Most cats don’t like change too much. Which means they’ll get through long stretches of your absence better if the rest of their daily routine changes as little as possible. That includes feeding and play time, but also regular litter box cleaning.
Finally, if you have recently moved with your cat, try to spend more time with them at the beginning, since this does count as a major change in their universe. Allow them a bit more time to get used to your new home.
What are the alternatives to leaving my cat alone?
Leaving your cat home alone is obviously not the best idea in every circumstance. If you need to go on holiday, or for any other reason leave your cat for an extended period of time, consider the following alternatives to leaving your cat alone offered by Cats.org.uk:
This option is perhaps the simplest – ask a friend to come over every day and spend at least 15-30 minutes at your home to clean the litter box, play, cuddle or just be there and bring some life into the place. Or, you can find a pet sitter who gets paid to spend an agreed-upon amount of time with your feline. That way, your cat can stay in their comfortable home even even while you’re away.
Cattery or boarding facility

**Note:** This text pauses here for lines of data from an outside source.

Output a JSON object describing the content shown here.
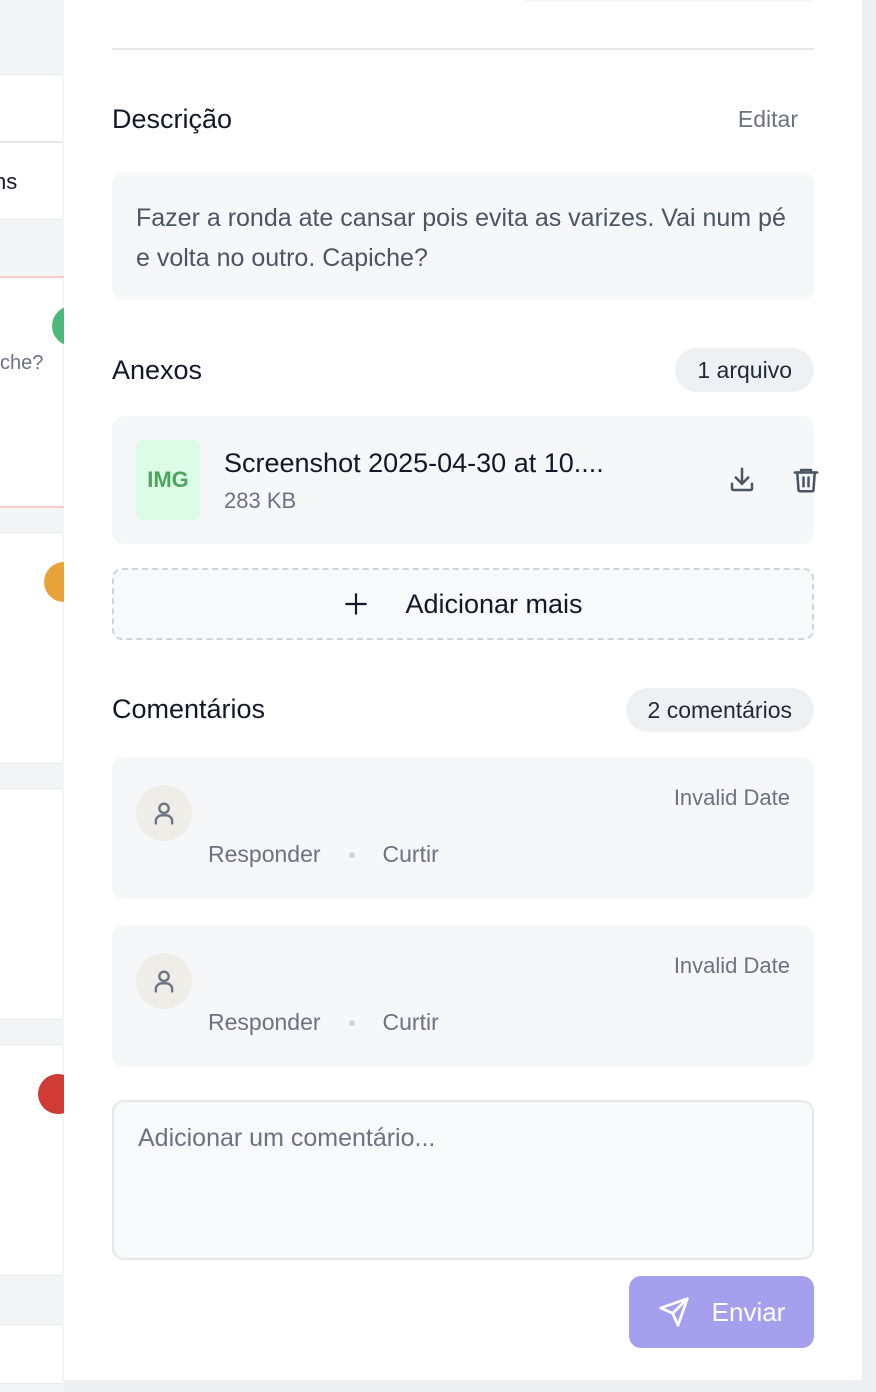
{
  "background_board": {
    "partial_texts": [
      "ns",
      "che?"
    ]
  },
  "description": {
    "title": "Descrição",
    "edit_label": "Editar",
    "text": "Fazer a ronda ate cansar pois evita as varizes. Vai num pé e volta no outro. Capiche?"
  },
  "attachments": {
    "title": "Anexos",
    "count_label": "1 arquivo",
    "files": [
      {
        "thumb_label": "IMG",
        "name": "Screenshot 2025-04-30 at 10....",
        "size": "283 KB"
      }
    ],
    "add_more_label": "Adicionar mais"
  },
  "comments": {
    "title": "Comentários",
    "count_label": "2 comentários",
    "items": [
      {
        "date": "Invalid Date",
        "reply_label": "Responder",
        "like_label": "Curtir"
      },
      {
        "date": "Invalid Date",
        "reply_label": "Responder",
        "like_label": "Curtir"
      }
    ],
    "input_placeholder": "Adicionar um comentário...",
    "send_label": "Enviar"
  },
  "colors": {
    "accent_button": "#a5a0ee",
    "file_thumb_bg": "#dcfce7",
    "file_thumb_text": "#4ea45e",
    "board_dots": [
      "#4cb87a",
      "#e8a23a",
      "#d13b35"
    ]
  },
  "icons": {
    "download": "download-icon",
    "delete": "trash-icon",
    "add": "plus-icon",
    "avatar": "user-icon",
    "send": "send-icon"
  }
}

You may also consider taking your cat to a boarding facility where they can stay until you get back. But remember: Cats are generally very territorial, so their home is just as important to them as you are. Separating them from both at once should only be your last resort.
In some cases, it may be possible to let your cat stay with a friend or relative while you’re away. Since this can come with its own complications, be sure to only use this option in rare or emergency cases.
Travel with your cat
Are you going on an adventure? Traveling for a few days, weeks or months? Then consider that your cat might enjoy coming along! Start out with short day trips to see how your cat reacts to being on the go. If they handle it well, you can start taking longer trips with your puurrfect travel companion. Before you leave, make sure that you pick up a GPS pet tracker to be sure that you never lose your furry friend.
Last words on leaving your cat alone
While the research on how long can you leave a cat alone may be limited, there are some tried and true guidelines offered above, which can help you to make the best decisions when it comes to how long you can leave your cat alone. You can’t always be sure what to expect when you come home after being away from your kitty.
Some cat owners are welcomed by a purring, clingy cat that shows you how glad they are that you’re back. Others will find a kitty snoozing on the sofa, barely noticing that you were gone at all. Cats often have very different ways of showing their affection. That makes it difficult to tell if they even miss you. But rest assured: they do.
Bonus: Leaving your cats during vacation
The following video offers more tips for leaving your cat home alone while you’re on vacation. Check them out:
If you like what you’ve read, share it with your cat-loving friends!
You may also like...
- Good to know
23 March 2021
Caring for outdoor cats: How to keep them safe and healthy
Got an outdoor cat? Keep your little explorer safe with these tips.Read more
4 September 2018
Relocating with your kitty: How to reduce your cat’s stress
Moving with your cat made simple with these 8 tips!Read more
26 July 2021
GPS Tracker Without SIM Card: Questions & Answers
Get the facts about GPS trackers without SIM cards.Read more
- Good to know
23 July 2021
Cat Years to Human Years: How Old Is My Cat, Really?
Find out how old your cat is, in human or cat years!Read more